If you’re in a Super Tuesday state, remember to get out and vote and/or caucus (as appropriate to your state) today!
If you’re in Colorado, remember that your caucus doors open up at 6:30 pm – doors close at 7, although rules apparently state that if you show up late, you can vote in any business from the time you arrive forward. Since the presidential preference vote comes first, though, it’s best to be there when the doors open to make sure you get to caucus for your candidate.
Ok, so there’s the public service portion of this post.
Now here’s the biased bit.
I’m caucusing for Obama, and I feel pretty strongly about it. I was torn between Edwards and Obama, frankly, but Edwards stepping out of the race solved that.
Why am I endorsing Obama? (Oh, yeah, and I’m sure my endorsement is reaaaal important )
There are two parts to it. The first is that I think Sen. Obama is an incredibly capable, straightforward and inspirational guy. I didn’t decide I liked Obama after a speech or some TV commercial – I used to listen to his weekly podcasts to his Illinois constituents on the way to work on the train and I thought they were considered, rational, and, most of all, right. Whether it was about foreign policy or domestic issues, this was a guy I could agree with.

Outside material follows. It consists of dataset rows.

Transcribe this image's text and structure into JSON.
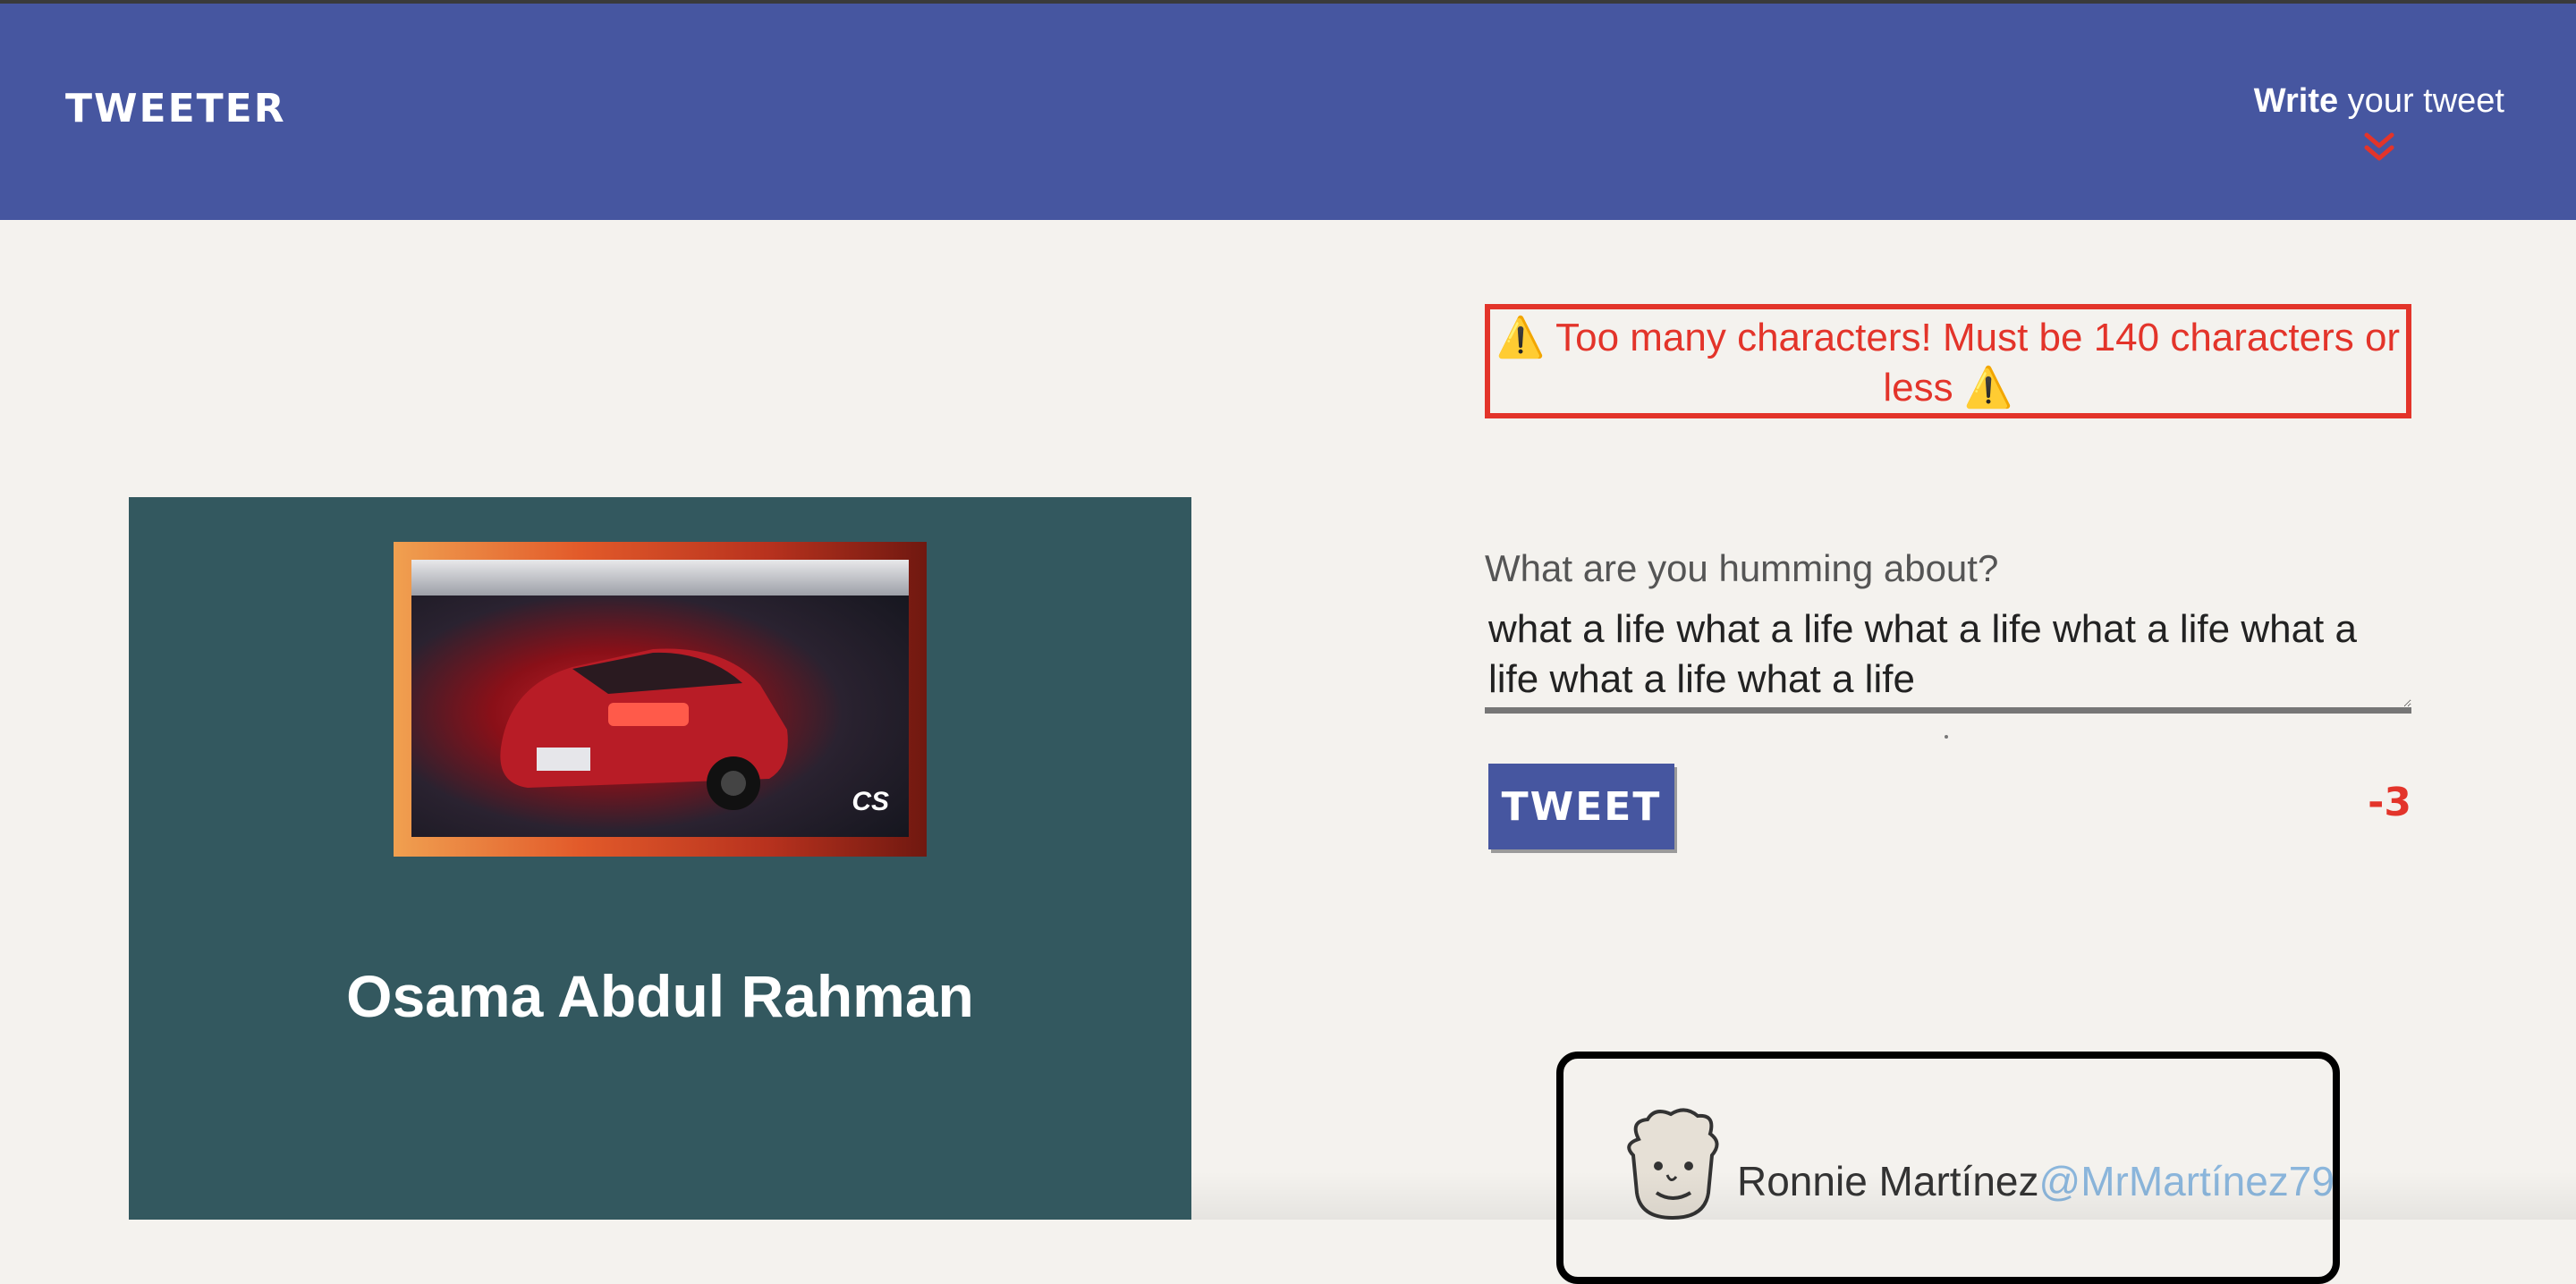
{
  "nav": {
    "brand": "TWEETER",
    "write_bold": "Write",
    "write_rest": " your tweet"
  },
  "profile": {
    "name": "Osama Abdul Rahman",
    "image_badge": "CS"
  },
  "compose": {
    "error": "⚠️ Too many characters! Must be 140 characters or less ⚠️",
    "label": "What are you humming about?",
    "value": "what a life what a life what a life what a life what a life what a life what a life",
    "button_label": "TWEET",
    "counter": "-3"
  },
  "tweet": {
    "author": "Ronnie Martínez",
    "handle": "@MrMartínez79"
  },
  "colors": {
    "nav_bg": "#4656a0",
    "page_bg": "#f4f2ee",
    "profile_bg": "#33585f",
    "error": "#e3342a",
    "handle": "#8bb6dc"
  },
  "icons": {
    "write_toggle": "double-chevron-down-icon",
    "tweet_avatar": "cartoon-face-icon"
  }
}
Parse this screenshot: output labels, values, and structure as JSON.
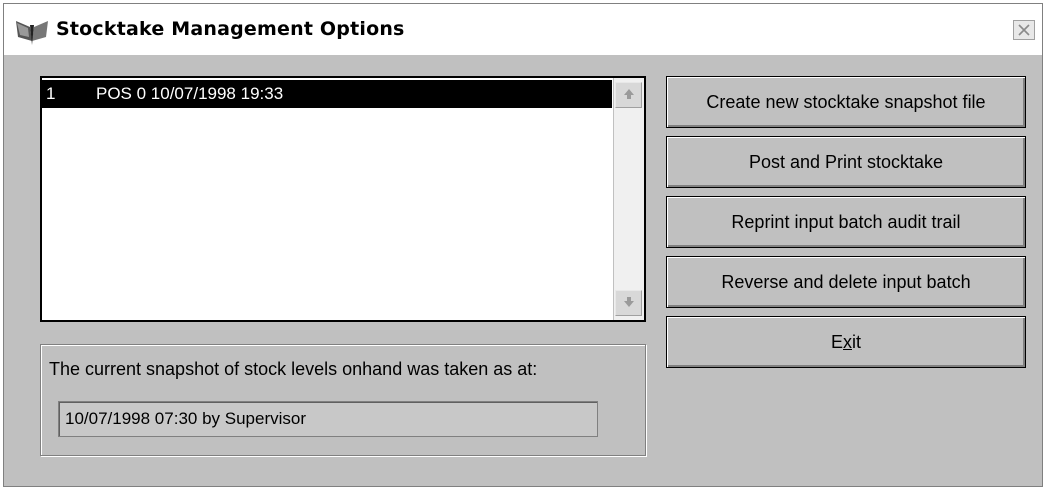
{
  "window": {
    "title": "Stocktake Management Options",
    "close_label": "×"
  },
  "batch_list": {
    "items": [
      {
        "number": "1",
        "text": "POS 0 10/07/1998 19:33",
        "selected": true
      }
    ]
  },
  "snapshot": {
    "label": "The current snapshot of stock levels onhand was taken as at:",
    "value": "10/07/1998 07:30 by Supervisor"
  },
  "actions": {
    "create_snapshot": "Create new stocktake snapshot file",
    "post_print": "Post and Print stocktake",
    "reprint_audit": "Reprint input batch audit trail",
    "reverse_delete": "Reverse and delete input batch",
    "exit_prefix": "E",
    "exit_accel": "x",
    "exit_suffix": "it"
  },
  "icons": {
    "app": "moth-logo-icon",
    "close": "close-icon",
    "scroll_up": "scroll-up-arrow-icon",
    "scroll_down": "scroll-down-arrow-icon"
  },
  "colors": {
    "window_bg": "#c0c0c0",
    "selection_bg": "#000000",
    "selection_text": "#ffffff"
  }
}
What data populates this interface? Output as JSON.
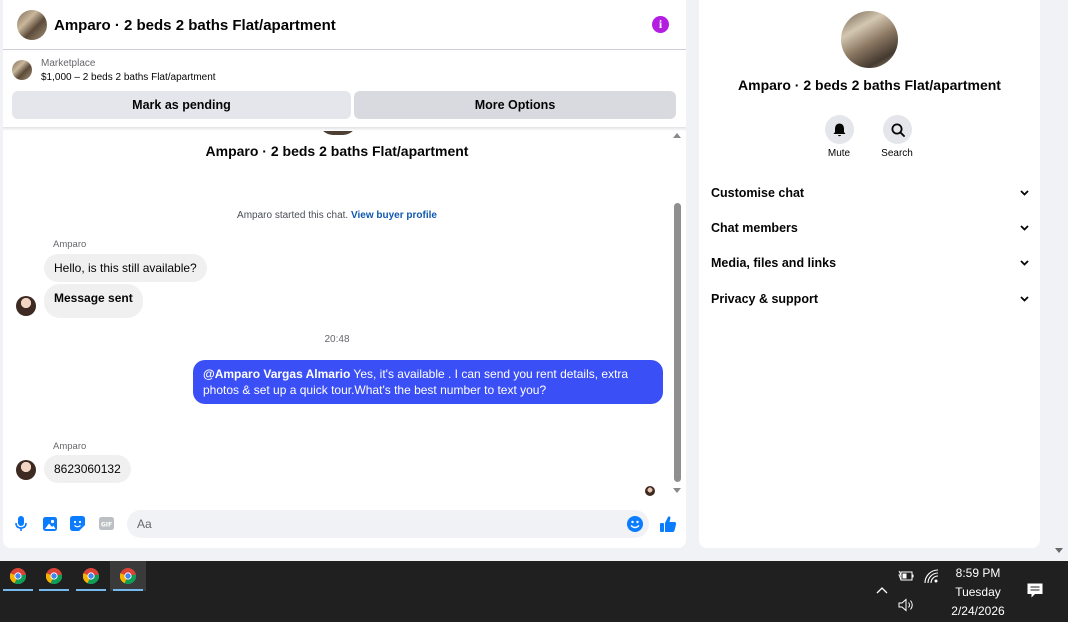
{
  "header": {
    "title": "Amparo · 2 beds 2 baths Flat/apartment",
    "info_icon": "info-icon",
    "info_color": "#b31ee0"
  },
  "marketplace": {
    "label": "Marketplace",
    "price_line": "$1,000 – 2 beds 2 baths Flat/apartment",
    "pending_label": "Mark as pending",
    "more_label": "More Options"
  },
  "thread": {
    "title": "Amparo · 2 beds 2 baths Flat/apartment",
    "started_text": "Amparo started this chat.",
    "profile_link": "View buyer profile",
    "sender_1": "Amparo",
    "msg_1": "Hello, is this still available?",
    "msg_2": "Message sent",
    "timestamp": "20:48",
    "out_mention": "@Amparo Vargas Almario",
    "out_text": " Yes, it's available .  I can send you rent details, extra photos & set up a quick tour.What's the best number to text you?",
    "sender_2": "Amparo",
    "msg_3": "8623060132",
    "outgoing_color": "#3b4ff7"
  },
  "composer": {
    "placeholder": "Aa",
    "accent": "#0a7cff"
  },
  "info_panel": {
    "title": "Amparo · 2 beds 2 baths Flat/apartment",
    "mute_label": "Mute",
    "search_label": "Search",
    "sections": [
      "Customise chat",
      "Chat members",
      "Media, files and links",
      "Privacy & support"
    ]
  },
  "taskbar": {
    "apps": [
      "chrome-icon",
      "chrome-icon",
      "chrome-icon",
      "chrome-icon"
    ],
    "time": "8:59 PM",
    "day": "Tuesday",
    "date": "2/24/2026"
  }
}
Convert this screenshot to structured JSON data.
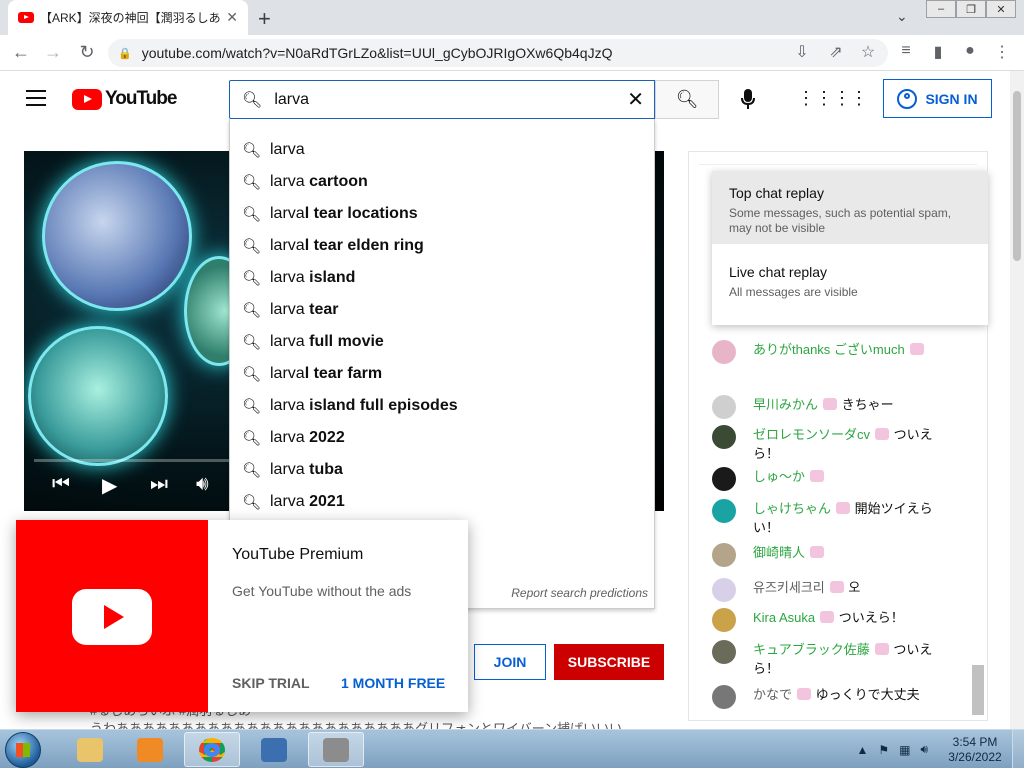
{
  "browser": {
    "tab_title": "【ARK】深夜の神回【潤羽るしあ/ホロ",
    "tab_close": "✕",
    "new_tab": "+",
    "url": "youtube.com/watch?v=N0aRdTGrLZo&list=UUl_gCybOJRIgOXw6Qb4qJzQ"
  },
  "header": {
    "logo_text": "YouTube",
    "search_value": "larva",
    "signin_label": "SIGN IN"
  },
  "suggestions": {
    "items": [
      {
        "prefix": "larva",
        "rest": ""
      },
      {
        "prefix": "larva",
        "rest": " cartoon"
      },
      {
        "prefix": "larva",
        "rest": "l tear locations"
      },
      {
        "prefix": "larva",
        "rest": "l tear elden ring"
      },
      {
        "prefix": "larva",
        "rest": " island"
      },
      {
        "prefix": "larva",
        "rest": " tear"
      },
      {
        "prefix": "larva",
        "rest": " full movie"
      },
      {
        "prefix": "larva",
        "rest": "l tear farm"
      },
      {
        "prefix": "larva",
        "rest": " island full episodes"
      },
      {
        "prefix": "larva",
        "rest": " 2022"
      },
      {
        "prefix": "larva",
        "rest": " tuba"
      },
      {
        "prefix": "larva",
        "rest": " 2021"
      }
    ],
    "report_link": "Report search predictions"
  },
  "premium": {
    "title": "YouTube Premium",
    "subtitle": "Get YouTube without the ads",
    "skip_label": "SKIP TRIAL",
    "free_label": "1 MONTH FREE"
  },
  "channel_actions": {
    "join_label": "JOIN",
    "subscribe_label": "SUBSCRIBE"
  },
  "description": {
    "line1": "#るしあらいぶ #潤羽るしあ",
    "line2": "うわあああああああああああああああああああああああグリフォンとワイバーン捕ばいいい"
  },
  "chat_menu": {
    "top_title": "Top chat replay",
    "top_desc": "Some messages, such as potential spam, may not be visible",
    "live_title": "Live chat replay",
    "live_desc": "All messages are visible"
  },
  "chat_messages": [
    {
      "author": "ありがthanks ございmuch",
      "text": "",
      "author_color": "#2ba640",
      "avatar_color": "#e8b4c8"
    },
    {
      "author": "早川みかん",
      "text": "きちゃー",
      "author_color": "#2ba640",
      "avatar_color": "#cfcfcf"
    },
    {
      "author": "ゼロレモンソーダcv",
      "text": "ついえら！",
      "author_color": "#2ba640",
      "avatar_color": "#3a4a35"
    },
    {
      "author": "しゅ～か",
      "text": "",
      "author_color": "#2ba640",
      "avatar_color": "#1a1a1a"
    },
    {
      "author": "しゃけちゃん",
      "text": "開始ツイえらい！",
      "author_color": "#2ba640",
      "avatar_color": "#1aa3a3"
    },
    {
      "author": "御崎晴人",
      "text": "",
      "author_color": "#2ba640",
      "avatar_color": "#b3a48a"
    },
    {
      "author": "유즈키세크리",
      "text": "오",
      "author_color": "#606060",
      "avatar_color": "#d8d0e8"
    },
    {
      "author": "Kira Asuka",
      "text": "ついえら！",
      "author_color": "#2ba640",
      "avatar_color": "#c9a24a"
    },
    {
      "author": "キュアブラック佐藤",
      "text": "ついえら！",
      "author_color": "#2ba640",
      "avatar_color": "#6b6b5a"
    },
    {
      "author": "かなで",
      "text": "ゆっくりで大丈夫",
      "author_color": "#606060",
      "avatar_color": "#777777"
    }
  ],
  "taskbar": {
    "time": "3:54 PM",
    "date": "3/26/2022"
  },
  "colors": {
    "youtube_red": "#ff0000",
    "link_blue": "#065fd4",
    "subscribe_red": "#cc0000",
    "member_green": "#2ba640"
  }
}
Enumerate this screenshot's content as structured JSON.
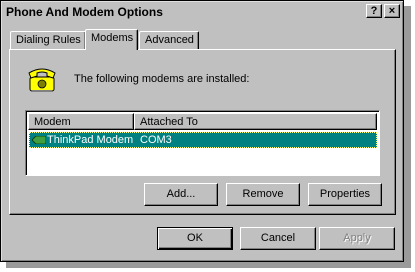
{
  "window": {
    "title": "Phone And Modem Options",
    "help_glyph": "?",
    "close_glyph": "×"
  },
  "tabs": [
    {
      "label": "Dialing Rules",
      "selected": false
    },
    {
      "label": "Modems",
      "selected": true
    },
    {
      "label": "Advanced",
      "selected": false
    }
  ],
  "modems_panel": {
    "intro_text": "The following modems are  installed:",
    "icon": "telephone-icon",
    "columns": [
      "Modem",
      "Attached To"
    ],
    "rows": [
      {
        "modem": "ThinkPad Modem",
        "port": "COM3",
        "icon": "modem-icon",
        "selected": true
      }
    ]
  },
  "panel_buttons": {
    "add": "Add...",
    "remove": "Remove",
    "properties": "Properties"
  },
  "dialog_buttons": {
    "ok": "OK",
    "cancel": "Cancel",
    "apply": "Apply"
  },
  "colors": {
    "face": "#c0c0c0",
    "selection": "#008080"
  }
}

And then the campaign started, and I am so impressed – and pleased – with how all sorts of people are getting involved, and how after these eight years of horror he has really presented a message of hope that people respond to. One can argue that it’s an abstract thing, but let me put it this way – people without hope become apathetic. And when people become apathetic, we get 8 years of George W. Bush, a ruined educational system, negative foreign credibility, war, no privacy, no accountability, etc. Without an engaged and hopeful populace, none of the rest of it matters.
But I also think it’s a ridiculous criticism to accuse Obama of being nothing but an inspirational speaker, which the Clinton campaign has strongly implied more than once. For a woman who is, quite frankly, running on her husband’s record and who furthermore voted for the Iraq war, the criticism rings a little hollow.
And I just want to say that his willingness to talk to our adversaries instead of this stupid policy of ignorance we’ve been following is a huge deal to me.
The second reason is, quite frankly, that I can’t under any circumstances vote for Hillary Clinton. Let me state something upfront – I was a huge Bill Clinton supporter in the 90′s. After 12 years of Reagan-Bush, it was hard to be otherwise, and he had charisma and energy that the country needed. And for the record, the 90′s under Clinton were the first years my family was able to prosper in my memory. I was ridiculously angry with Bill Clinton for the Lewinsky scandal – not so much for the blow job, but for walking right into the hands of right-wing folks who were just waiting for him to slip up and then, worst of all, lying about it. I figured the actual act was between him and Hillary, but that he was willing to do idiotic things after the fact that locked up the government and media for a year… that was really damned stupid. But I remained nonetheless a Bill Clinton supporter, politically speaking.
I am not part of the vast right-wing conspiracy.
But this isn’t about Bill, right? Well… the problem is this. Whenever it’s about the years of prosperity, Sen. Clinton talks about “we”. She includes her husband’s years in the White House in her “35 years of experience”. Fine. I don’t have a real problem with that, though it doesn’t really count in my book. Her experience arguement is pretty weak… But what it says is this – if you take credit for those 8 years, then you also take the liability that comes with them. And that makes you a huge liability for the Democrats in November.
Until recently, it was really only the electability thing that got to me. But then President Clinton decided he was going to get into the scrabble of politics again because he just couldn’t resist, and after South Carolina, I was truly disgusted. It was a reminder to me that we run a real risk of repeating that inability to move forward in politics due to real or imagined Clinton scandals if they become the first family again.
We simply can’t afford that, first woman candidate or not.
But my real objection to Sen. Clinton isn’t that – it just makes me think she’d be a bad candidate. My real objection to her are the votes on the Iraq War authorization and the Levin amendment.
“If I knew then what I know now”, my ass.
She has 35 years of leadership experience? I only have 35 years of breathing experience and I knew exactly what that vote meant, and was sickened to see Democrats support it at the time.
And the refusal to apologize is, I’m sorry, weakness. We’ve had 8 years of inability to say, “I made a mistake,” and this posturing has gotten us nowhere.
The word “change” has been so overused, but we have to have it.
And without hope and unity, there is no change.
End of my political blather. As a postscript, check this video I got sent today:
VOTE. Even if you disagree with me.